″David Burns cannot be considered to be an objective party in this issue and that is very well documented,″ Ms. Dawson said. ″We have a panelist that doesn’t belong.″

Mark Pertschuk, executive director of Americans for Nonsmokers’ Rights in Berkeley, Ca., said he was delighted with the EPA’s decision to reinstate Burns.

″I think it was the only ethical thing at this point that they could do,″ he said. ″To have given in to the tobacco industry would have been a horrible statement about the impartiality of the peer review process.″

Burns was told on Aug. 10 that he had been appointed to the panel, and he was sent drafts of the passive smoking reports.

The job of the advisory panel is to review the EPA reports on passive smoking to assure their scientific accuracy.

Burns has worked on the Surgeon General’s reports on smoking since the 1970s. He was editor of the 1986 report on passive smoking.

On Aug. 10, the Tobacco Institute, an industry group, wrote EPA Administrator William Reilly protesting Burns’ selection.

″Frankly, we are mystified how an individual with Dr. Burns’s long and intense involvement with the antismoking movement can be expected to contribute to a reasonable, objective examination″ of the EPA reports, the letter said.

That was followed on Sept. 18 by a letter from Rep. Thomas Bliley, R-Va., a tobacco industry ally. He wrote the EPA without mentioning Burns by name, but he urged that the panel ″consist of qualified individuals who have not already prejudged this issue in any manner.″

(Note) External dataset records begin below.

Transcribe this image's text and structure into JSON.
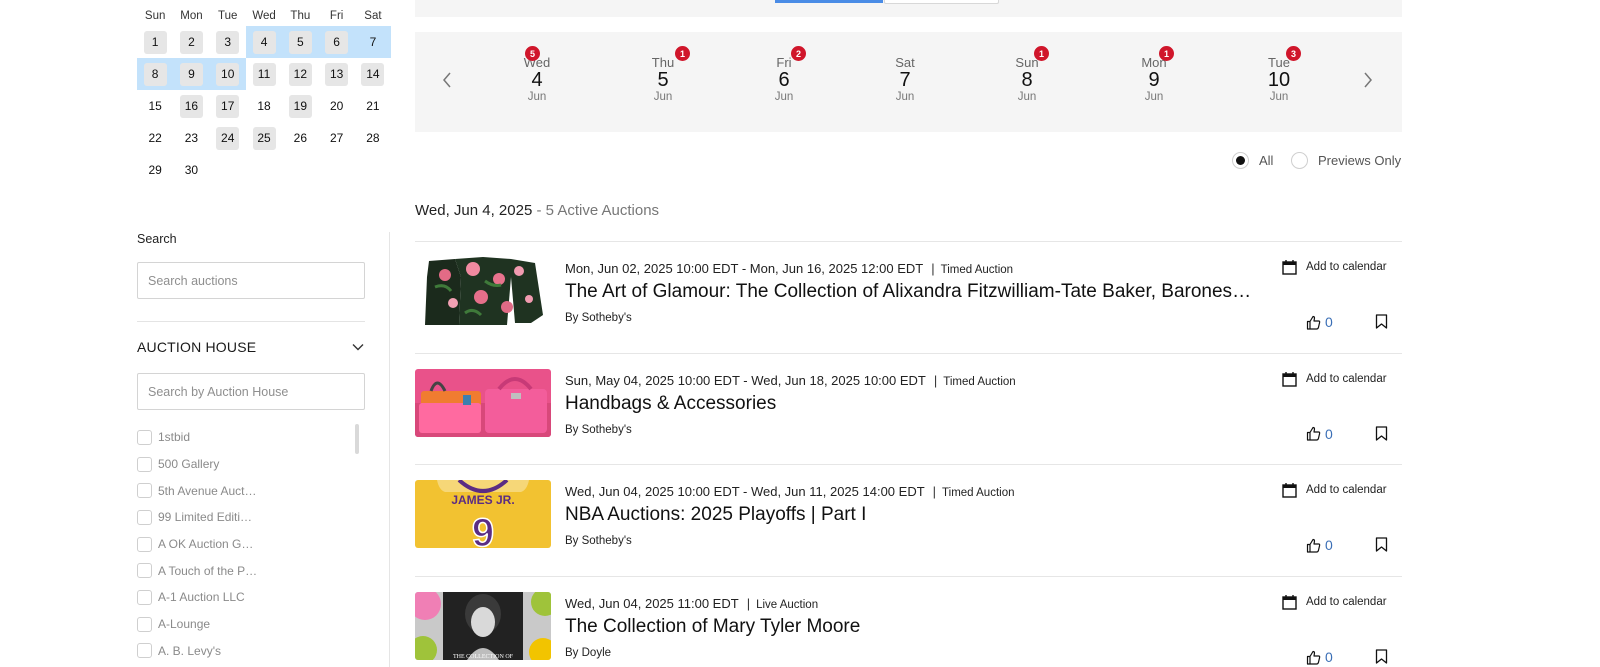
{
  "mini_calendar": {
    "weekdays": [
      "Sun",
      "Mon",
      "Tue",
      "Wed",
      "Thu",
      "Fri",
      "Sat"
    ],
    "weeks": [
      [
        "1",
        "2",
        "3",
        "4",
        "5",
        "6",
        "7"
      ],
      [
        "8",
        "9",
        "10",
        "11",
        "12",
        "13",
        "14"
      ],
      [
        "15",
        "16",
        "17",
        "18",
        "19",
        "20",
        "21"
      ],
      [
        "22",
        "23",
        "24",
        "25",
        "26",
        "27",
        "28"
      ],
      [
        "29",
        "30",
        "",
        "",
        "",
        "",
        ""
      ]
    ],
    "days_with_auctions": [
      "1",
      "2",
      "3",
      "4",
      "5",
      "6",
      "8",
      "9",
      "10",
      "11",
      "12",
      "13",
      "14",
      "16",
      "17",
      "19",
      "24",
      "25"
    ],
    "selected_range": [
      "4",
      "5",
      "6",
      "7",
      "8",
      "9",
      "10"
    ]
  },
  "sidebar": {
    "search_label": "Search",
    "search_placeholder": "Search auctions",
    "auction_house_title": "AUCTION HOUSE",
    "auction_house_placeholder": "Search by Auction House",
    "houses": [
      "1stbid",
      "500 Gallery",
      "5th Avenue Auct…",
      "99 Limited Editi…",
      "A OK Auction G…",
      "A Touch of the P…",
      "A-1 Auction LLC",
      "A-Lounge",
      "A. B. Levy's"
    ]
  },
  "date_strip": {
    "days": [
      {
        "dow": "Wed",
        "num": "4",
        "mon": "Jun",
        "badge": "5"
      },
      {
        "dow": "Thu",
        "num": "5",
        "mon": "Jun",
        "badge": "1"
      },
      {
        "dow": "Fri",
        "num": "6",
        "mon": "Jun",
        "badge": "2"
      },
      {
        "dow": "Sat",
        "num": "7",
        "mon": "Jun",
        "badge": ""
      },
      {
        "dow": "Sun",
        "num": "8",
        "mon": "Jun",
        "badge": "1"
      },
      {
        "dow": "Mon",
        "num": "9",
        "mon": "Jun",
        "badge": "1"
      },
      {
        "dow": "Tue",
        "num": "10",
        "mon": "Jun",
        "badge": "3"
      }
    ]
  },
  "filters": {
    "all_label": "All",
    "previews_label": "Previews Only"
  },
  "heading": {
    "date": "Wed, Jun 4, 2025",
    "count": " - 5 Active Auctions"
  },
  "auctions": [
    {
      "dates": "Mon, Jun 02, 2025 10:00 EDT - Mon, Jun 16, 2025 12:00 EDT",
      "type": "Timed Auction",
      "title": "The Art of Glamour: The Collection of Alixandra Fitzwilliam-Tate Baker, Baroness Baker",
      "by": "By Sotheby's",
      "add_calendar": "Add to calendar",
      "likes": "0",
      "thumb": "floral-dress"
    },
    {
      "dates": "Sun, May 04, 2025 10:00 EDT - Wed, Jun 18, 2025 10:00 EDT",
      "type": "Timed Auction",
      "title": "Handbags & Accessories",
      "by": "By Sotheby's",
      "add_calendar": "Add to calendar",
      "likes": "0",
      "thumb": "handbags"
    },
    {
      "dates": "Wed, Jun 04, 2025 10:00 EDT - Wed, Jun 11, 2025 14:00 EDT",
      "type": "Timed Auction",
      "title": "NBA Auctions: 2025 Playoffs | Part I",
      "by": "By Sotheby's",
      "add_calendar": "Add to calendar",
      "likes": "0",
      "thumb": "jersey",
      "thumb_text": "JAMES JR.",
      "thumb_number": "9"
    },
    {
      "dates": "Wed, Jun 04, 2025 11:00 EDT",
      "type": "Live Auction",
      "title": "The Collection of Mary Tyler Moore",
      "by": "By Doyle",
      "add_calendar": "Add to calendar",
      "likes": "0",
      "thumb": "portrait",
      "thumb_text": "THE COLLECTION OF"
    }
  ],
  "colors": {
    "badge": "#d0162b",
    "range_highlight": "#c3e2fb",
    "likes": "#3b6fb6",
    "tab_active": "#4a8ce6"
  }
}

EPA officials said they understood that to be an objection to the appointment of Burns.